ballastage of ships until the title to the same
shall be determined at law. 14 June.
June 13. Petition of Francis Viscount Mountague.
For years past petitioner, under pretence of his being a
popish recusant, has groaned under tlie heavy burden of
a sequestration of more than two tliii'ds of his estate.
By the laws of the realm he is not subject to secjnestra-
tioii, never having been convicted of recusancy, yet not
having any legal power to make his appeal for relief,
through the violence of the times he was forced ])atiently
to submit himself. Prays that his condition as a peer
may be considered, that he may no longer live under
these oppressions, ami that the levying of any money on
his estate may ho suspended until the merit of his cause
be heard and determined by law. L. J., XL 60. "


  1. BOWERMAN (BOREMAN), George (c.1646-83), of East Greenwich, Kent. in B.D. Henning (ed.), The History of Parliament: the House of Commons 1660-1690, (London, 1983), viewed 16/09/13
  2. Diary of Samuell Pepys online: Monday 19 November 1660
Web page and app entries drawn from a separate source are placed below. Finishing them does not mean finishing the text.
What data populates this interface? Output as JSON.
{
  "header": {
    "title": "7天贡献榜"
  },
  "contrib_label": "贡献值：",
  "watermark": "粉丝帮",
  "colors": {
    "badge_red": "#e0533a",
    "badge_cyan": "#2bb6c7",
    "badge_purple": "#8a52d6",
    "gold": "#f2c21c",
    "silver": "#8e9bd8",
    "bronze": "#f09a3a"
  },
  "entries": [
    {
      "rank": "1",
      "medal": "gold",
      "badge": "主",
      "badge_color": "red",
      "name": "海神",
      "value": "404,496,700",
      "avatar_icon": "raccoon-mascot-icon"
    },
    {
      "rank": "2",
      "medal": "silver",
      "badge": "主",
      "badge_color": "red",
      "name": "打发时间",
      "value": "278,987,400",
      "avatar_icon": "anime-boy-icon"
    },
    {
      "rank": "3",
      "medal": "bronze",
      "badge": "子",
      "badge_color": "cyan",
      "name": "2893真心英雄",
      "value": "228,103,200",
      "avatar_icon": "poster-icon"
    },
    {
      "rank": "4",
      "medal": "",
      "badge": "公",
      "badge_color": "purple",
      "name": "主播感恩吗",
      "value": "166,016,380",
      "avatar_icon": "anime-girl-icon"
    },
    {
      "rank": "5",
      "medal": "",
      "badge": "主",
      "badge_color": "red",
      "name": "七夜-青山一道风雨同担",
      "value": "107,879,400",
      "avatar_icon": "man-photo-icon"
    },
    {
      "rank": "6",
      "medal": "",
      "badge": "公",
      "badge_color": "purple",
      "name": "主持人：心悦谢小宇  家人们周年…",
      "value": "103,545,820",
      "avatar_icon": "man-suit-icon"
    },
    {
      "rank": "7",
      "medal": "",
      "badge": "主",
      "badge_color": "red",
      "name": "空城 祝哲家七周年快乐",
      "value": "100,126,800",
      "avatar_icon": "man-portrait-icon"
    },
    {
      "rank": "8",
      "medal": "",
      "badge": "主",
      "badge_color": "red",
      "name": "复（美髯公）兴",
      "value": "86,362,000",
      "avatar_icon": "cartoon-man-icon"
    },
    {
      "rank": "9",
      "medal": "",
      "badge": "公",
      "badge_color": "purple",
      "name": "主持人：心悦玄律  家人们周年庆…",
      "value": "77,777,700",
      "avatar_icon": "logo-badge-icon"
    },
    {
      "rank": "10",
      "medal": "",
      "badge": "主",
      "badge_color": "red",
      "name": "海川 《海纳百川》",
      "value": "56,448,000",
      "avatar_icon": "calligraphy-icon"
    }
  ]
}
  3. John Strype, A survey of the cities of London and Westminster: (Trinity House.) The TEMPOAL GOVERNMENT. (Benefactors.) - section on Ballast, Bk. 5, Ch.18, p.289, viewed 16/09/13
  4. Seventh report of the Royal Commission of Historical Manuscripts, pt 1. Report and Appendix (London, 1879), p. 83
  5. Seventh report of the Royal Commission of Historical Manuscripts, pt 1. Report and Appendix (London, 1879), pp.83-84